EXERCISE => Among the entries below, which lines include the string "this"? Show each one.

Excerpts from an interface dataset
========================================================================
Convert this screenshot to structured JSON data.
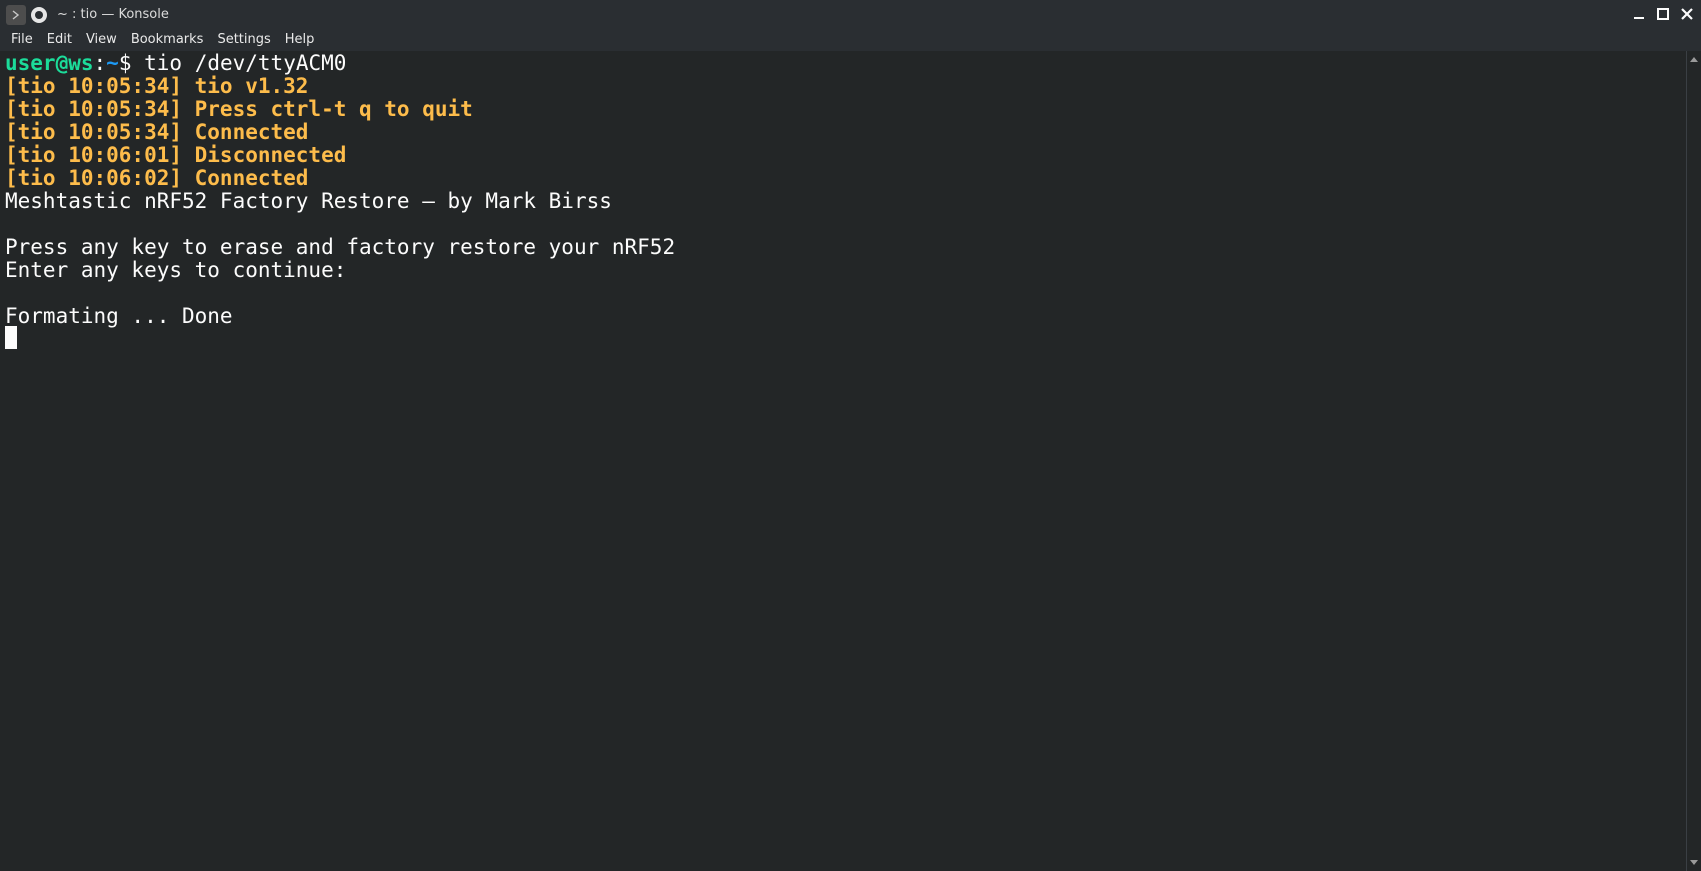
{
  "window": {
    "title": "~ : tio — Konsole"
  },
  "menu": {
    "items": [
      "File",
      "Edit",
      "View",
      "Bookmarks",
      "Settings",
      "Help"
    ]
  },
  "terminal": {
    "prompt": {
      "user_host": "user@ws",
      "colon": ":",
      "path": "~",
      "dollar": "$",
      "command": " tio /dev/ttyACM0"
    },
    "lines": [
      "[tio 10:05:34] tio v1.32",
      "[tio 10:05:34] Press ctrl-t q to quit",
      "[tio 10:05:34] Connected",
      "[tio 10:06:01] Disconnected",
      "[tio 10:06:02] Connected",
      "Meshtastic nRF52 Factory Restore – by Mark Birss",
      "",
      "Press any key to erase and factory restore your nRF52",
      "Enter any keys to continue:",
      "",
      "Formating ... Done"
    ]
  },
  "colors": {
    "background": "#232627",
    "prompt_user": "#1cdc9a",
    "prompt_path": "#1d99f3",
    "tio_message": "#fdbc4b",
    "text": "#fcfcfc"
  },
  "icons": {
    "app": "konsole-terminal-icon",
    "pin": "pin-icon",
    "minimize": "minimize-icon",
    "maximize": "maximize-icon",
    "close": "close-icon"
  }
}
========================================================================
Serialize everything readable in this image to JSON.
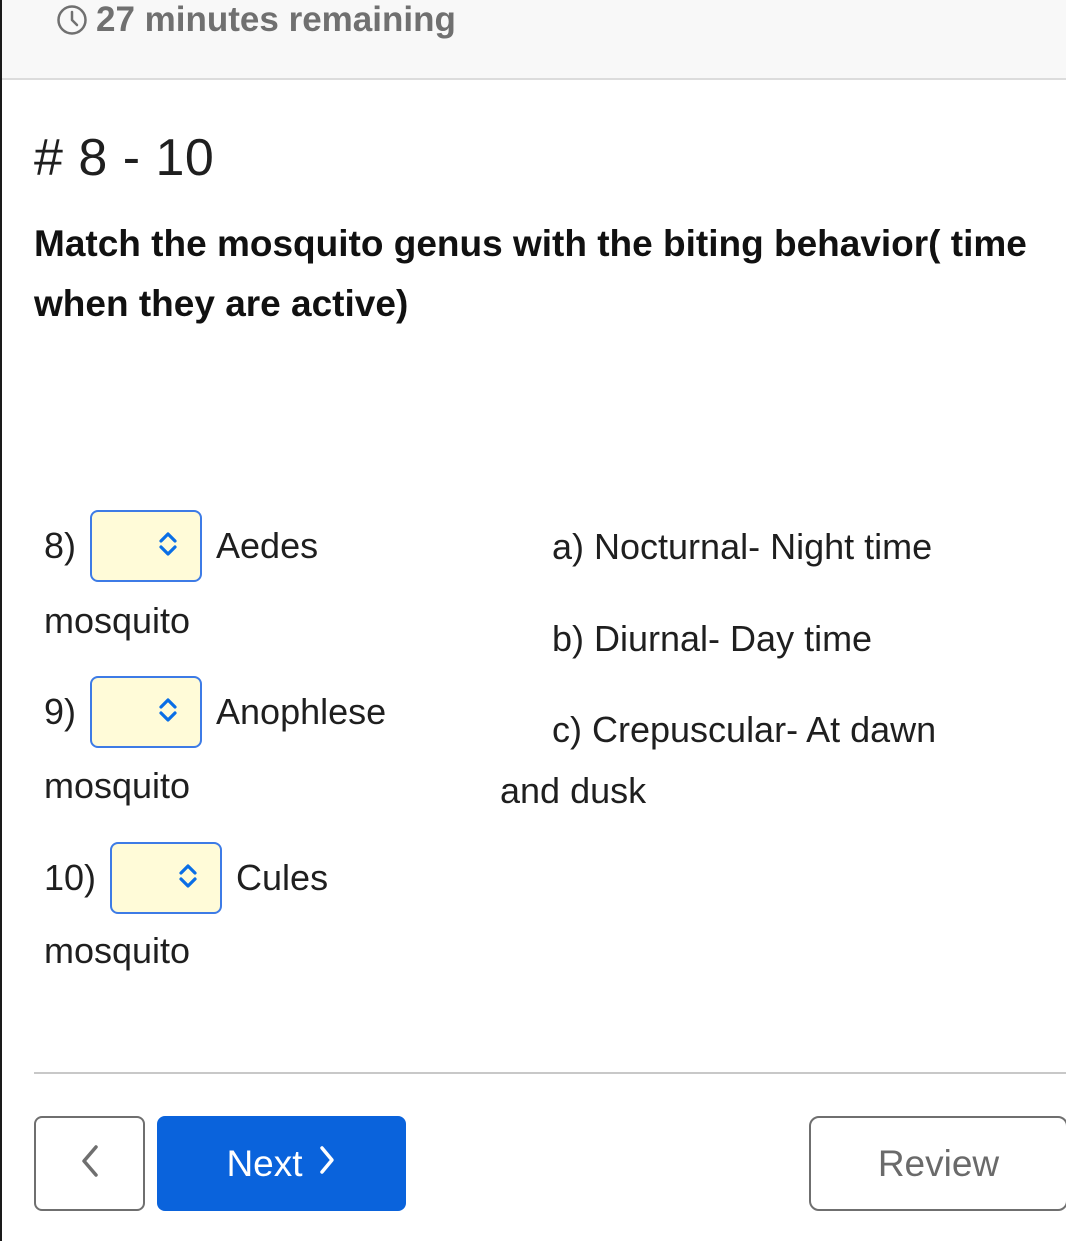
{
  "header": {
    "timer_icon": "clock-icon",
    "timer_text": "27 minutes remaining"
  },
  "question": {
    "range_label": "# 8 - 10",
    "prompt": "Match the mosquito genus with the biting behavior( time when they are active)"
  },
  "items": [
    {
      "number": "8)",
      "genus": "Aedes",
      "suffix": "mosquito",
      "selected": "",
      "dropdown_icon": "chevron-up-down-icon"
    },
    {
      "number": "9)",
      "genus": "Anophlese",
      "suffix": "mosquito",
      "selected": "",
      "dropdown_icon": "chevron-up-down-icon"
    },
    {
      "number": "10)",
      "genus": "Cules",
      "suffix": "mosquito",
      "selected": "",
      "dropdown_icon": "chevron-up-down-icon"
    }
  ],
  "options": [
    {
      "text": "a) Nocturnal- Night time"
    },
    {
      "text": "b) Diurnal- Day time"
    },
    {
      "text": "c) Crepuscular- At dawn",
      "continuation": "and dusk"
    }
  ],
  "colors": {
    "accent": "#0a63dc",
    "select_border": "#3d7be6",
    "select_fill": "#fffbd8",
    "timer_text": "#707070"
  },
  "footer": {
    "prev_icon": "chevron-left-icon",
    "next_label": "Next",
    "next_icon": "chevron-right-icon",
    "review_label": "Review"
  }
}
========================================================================
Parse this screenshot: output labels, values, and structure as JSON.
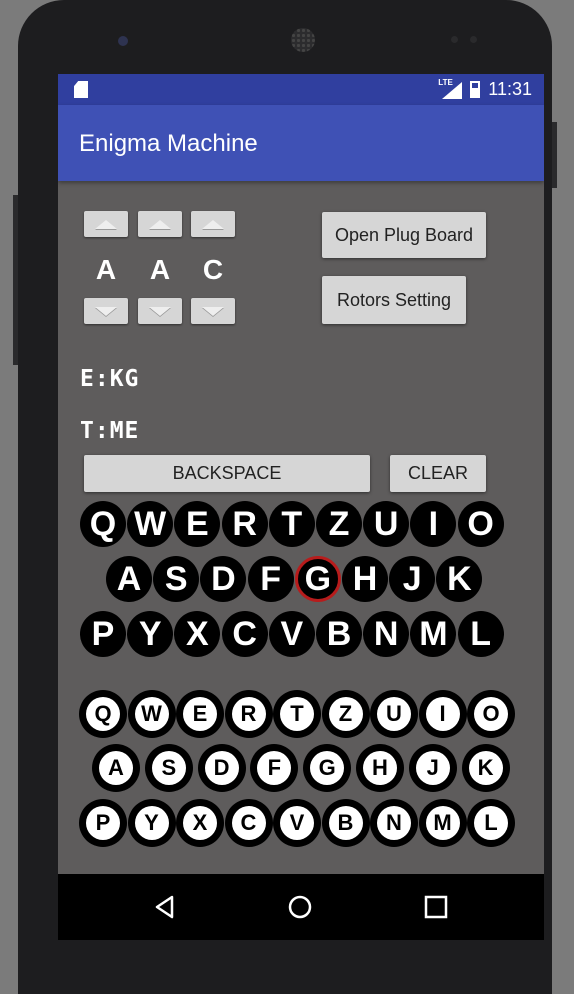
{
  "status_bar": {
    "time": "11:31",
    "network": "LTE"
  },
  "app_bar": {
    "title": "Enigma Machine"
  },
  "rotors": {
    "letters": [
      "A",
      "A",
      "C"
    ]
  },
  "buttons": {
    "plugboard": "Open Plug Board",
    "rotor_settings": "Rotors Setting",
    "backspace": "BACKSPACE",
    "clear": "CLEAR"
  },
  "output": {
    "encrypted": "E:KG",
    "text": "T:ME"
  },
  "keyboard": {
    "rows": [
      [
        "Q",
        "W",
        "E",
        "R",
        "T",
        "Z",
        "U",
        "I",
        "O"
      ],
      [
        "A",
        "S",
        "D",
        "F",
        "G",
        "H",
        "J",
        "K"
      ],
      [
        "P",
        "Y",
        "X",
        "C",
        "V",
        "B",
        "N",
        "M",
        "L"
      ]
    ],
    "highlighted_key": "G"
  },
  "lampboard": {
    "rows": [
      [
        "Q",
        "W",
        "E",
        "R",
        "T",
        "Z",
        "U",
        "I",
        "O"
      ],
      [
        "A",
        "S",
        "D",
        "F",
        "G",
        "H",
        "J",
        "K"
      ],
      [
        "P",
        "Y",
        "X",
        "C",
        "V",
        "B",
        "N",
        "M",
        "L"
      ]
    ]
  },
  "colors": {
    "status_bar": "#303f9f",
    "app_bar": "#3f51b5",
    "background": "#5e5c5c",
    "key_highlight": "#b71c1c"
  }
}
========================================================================
SOLVED PROBLEM =>
Convert this screenshot to structured JSON data.
Serialize everything readable in this image to JSON.
Parse this screenshot: output labels, values, and structure as JSON.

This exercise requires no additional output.